## Instructions for the task
Should a line in the entries below contain "name", return that line.

= = = = = = =

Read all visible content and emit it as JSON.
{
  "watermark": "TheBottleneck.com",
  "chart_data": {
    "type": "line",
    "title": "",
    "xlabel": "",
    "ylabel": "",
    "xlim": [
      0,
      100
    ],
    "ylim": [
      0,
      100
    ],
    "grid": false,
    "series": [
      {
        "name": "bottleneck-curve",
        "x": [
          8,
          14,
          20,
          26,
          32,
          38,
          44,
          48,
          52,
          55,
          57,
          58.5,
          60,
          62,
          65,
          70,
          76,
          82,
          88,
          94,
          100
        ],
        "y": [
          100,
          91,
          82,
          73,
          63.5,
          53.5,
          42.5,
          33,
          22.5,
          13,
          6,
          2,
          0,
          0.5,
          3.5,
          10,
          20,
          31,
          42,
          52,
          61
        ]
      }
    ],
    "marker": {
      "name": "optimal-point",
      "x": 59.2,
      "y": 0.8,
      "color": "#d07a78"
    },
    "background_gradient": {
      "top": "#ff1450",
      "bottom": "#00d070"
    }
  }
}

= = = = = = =

## Your response
        "name": "bottleneck-curve",
      "name": "optimal-point",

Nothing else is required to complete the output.